Europe

In pictures: Life for migrants in Idomeni refugee camp in Greece

As Turkish and EU leaders gather in Brussels for an emergency summit on tackling Europe's worst refugee crisis since World War Two, the plight of some 13,000 migrants stranded on Greece's border with Macedonia continues to cause concern.

Migrants sleep at a makeshift camp on the Greek-Macedonian border near the village of Idomeni (08 March 2016) Image copyright Reuters
Image caption The sprawling Idomeni refugee camp on the Greek Macedonian border has become the latest flashpoint in the migrant crisis - Macedonia refuses to allow all but a few hundred to cross the frontier every day.
Children and women wait overnight to register at the makeshift camp at the Greek Macedonian borders near the village of Idomeni (07 March 2016) Image copyright Getty Images
Image caption Migrants of all ages are camping in miserable conditions at Idomeni as they wait to cross the border.
A barber shaves a migrant at the Idomeni camp (07 March 2016) Image copyright Visar Kryeziu / AP
Image caption Those camping at Idomeni have to endure numerous hardships including cold weather and poor sanitation in addition to uncertainty about their futures.
Children carry kindling wood at the Idomeni camp (07 March 2016) Image copyright Louisa Gouliamaki / AFP
Image caption The main concern of families is to stay warm as they spend each night in flimsy tents.
Migrants mob a truck bringing donated firewood at the northern Greek border station of Idomeni, ()6 March 2016) Image copyright Vadim Ghirda / AP
Image caption Migrants stranded at Idomeni rely on wood to keep warm...
A child holds firewood Image copyright Louisa Gouliamaki / AFP
Image caption But often there is a woeful shortage of supplies.
Refugees dry clothes on the barbed Image copyright Valdrin Xhemaj / EPA
Image caption The barbed wire fence that marks the border is used as a makeshift washing line.
Medical volunteers carry a woman on a stretcher after she collapsed at the Idomeni camp (07 March 2016) Image copyright Reuters
Image caption The UN and the aid charity Doctors Without Borders (MSF) have warned for several days now that food distribution and sanitation provision are being stretched to breaking point at Idomeni.
Children at the Idomeni camp (07 March 2016) Image copyright LOUISA GOULIAMAKI, AFP
Image caption Aid agencies are particularly concerned about the plight of children at Idomeni - they warn a growing number are suffering from respiratory infections.
A girl plays with a hula hoop in a makeshift camp Image copyright Dimitar Dilkoff / AFP
Image caption And there is little for the children to do apart from wait.
Migrants at the Idomeni camp (07 March 2016) Image copyright Visar Kryeziu, AP
Image caption Greece says that it risks being overwhelmed by the migrant crisis and is appealing for the EU to help out.
Families camp on rail tracks at the Idomeni refugee camp on the Greek-Macedonia border (06 March 2016) Image copyright Dan Kitwood, Getty Images
Image caption There are thousands of multi-coloured and flimsy tents at Idomeni, all clustered together in a farmer's field just outside the village.
A woman and child in the Idomeni camp (07 March 2016) Image copyright Vadim Ghirda, AP
Image caption Refugees prefer to stay at Idomeni rather than other camps set up by the Greek government further away from the border because they believe it will earn them a better place in the queue waiting to cross into Macedonia.
A migrant holds a German flag at the northern Greek border station of Idomeni (06 March 2016) Image copyright Vadim Ghirda, AP
Image caption The ultimate destination for many migrants at Idomeni is Germany - although that country at the moment seems a long way away.

A note on terminology:

The BBC uses the term migrant to refer to all people on the move who have yet to complete the legal process of claiming asylum.

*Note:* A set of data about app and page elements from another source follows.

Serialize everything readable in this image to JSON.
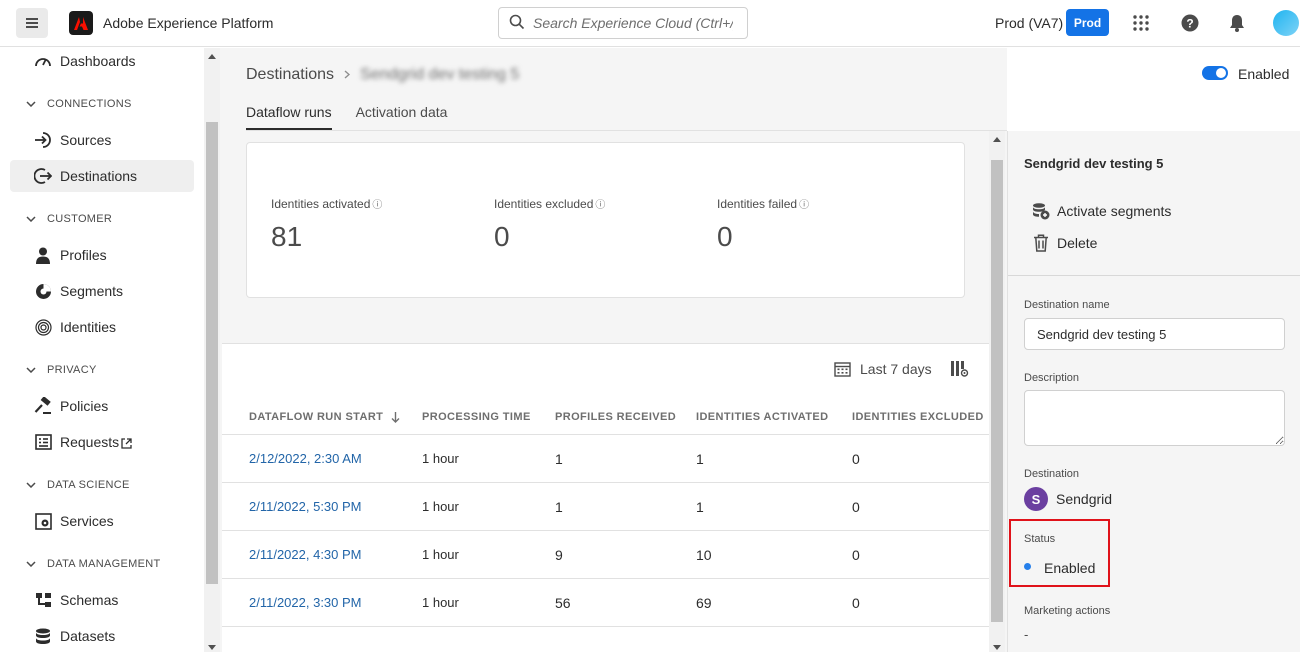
{
  "header": {
    "app_title": "Adobe Experience Platform",
    "search_placeholder": "Search Experience Cloud (Ctrl+/)",
    "org_name": "Prod (VA7)",
    "sandbox_badge": "Prod",
    "brand_color": "#fa0f00",
    "accent_color": "#1473e6"
  },
  "sidebar": {
    "items": [
      {
        "label": "Dashboards",
        "icon": "dashboard-icon"
      },
      {
        "section": "CONNECTIONS"
      },
      {
        "label": "Sources",
        "icon": "sources-icon"
      },
      {
        "label": "Destinations",
        "icon": "destinations-icon",
        "active": true
      },
      {
        "section": "CUSTOMER"
      },
      {
        "label": "Profiles",
        "icon": "profile-icon"
      },
      {
        "label": "Segments",
        "icon": "segments-icon"
      },
      {
        "label": "Identities",
        "icon": "fingerprint-icon"
      },
      {
        "section": "PRIVACY"
      },
      {
        "label": "Policies",
        "icon": "gavel-icon"
      },
      {
        "label": "Requests",
        "icon": "requests-icon",
        "external": true
      },
      {
        "section": "DATA SCIENCE"
      },
      {
        "label": "Services",
        "icon": "services-icon"
      },
      {
        "section": "DATA MANAGEMENT"
      },
      {
        "label": "Schemas",
        "icon": "schema-icon"
      },
      {
        "label": "Datasets",
        "icon": "datasets-icon"
      }
    ]
  },
  "main": {
    "breadcrumb_root": "Destinations",
    "breadcrumb_current": "Sendgrid dev testing 5",
    "enabled_toggle_label": "Enabled",
    "tabs": [
      {
        "label": "Dataflow runs",
        "active": true
      },
      {
        "label": "Activation data",
        "active": false
      }
    ],
    "metrics": [
      {
        "label": "Identities activated",
        "value": "81"
      },
      {
        "label": "Identities excluded",
        "value": "0"
      },
      {
        "label": "Identities failed",
        "value": "0"
      }
    ],
    "date_filter": "Last 7 days",
    "table": {
      "headers": [
        "DATAFLOW RUN START",
        "PROCESSING TIME",
        "PROFILES RECEIVED",
        "IDENTITIES ACTIVATED",
        "IDENTITIES EXCLUDED"
      ],
      "rows": [
        [
          "2/12/2022, 2:30 AM",
          "1 hour",
          "1",
          "1",
          "0"
        ],
        [
          "2/11/2022, 5:30 PM",
          "1 hour",
          "1",
          "1",
          "0"
        ],
        [
          "2/11/2022, 4:30 PM",
          "1 hour",
          "9",
          "10",
          "0"
        ],
        [
          "2/11/2022, 3:30 PM",
          "1 hour",
          "56",
          "69",
          "0"
        ]
      ]
    }
  },
  "panel": {
    "title": "Sendgrid dev testing 5",
    "actions": [
      {
        "label": "Activate segments",
        "icon": "activate-segments-icon"
      },
      {
        "label": "Delete",
        "icon": "trash-icon"
      }
    ],
    "destination_name_label": "Destination name",
    "destination_name_value": "Sendgrid dev testing 5",
    "description_label": "Description",
    "description_value": "",
    "destination_label": "Destination",
    "destination_avatar_letter": "S",
    "destination_value": "Sendgrid",
    "status_label": "Status",
    "status_value": "Enabled",
    "status_color": "#2680eb",
    "marketing_label": "Marketing actions",
    "marketing_value": "-"
  }
}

This group includes people fleeing war-torn countries such as Syria, who are likely to be granted refugee status, as well as people who are seeking jobs and better lives, who governments are likely to rule are economic migrants.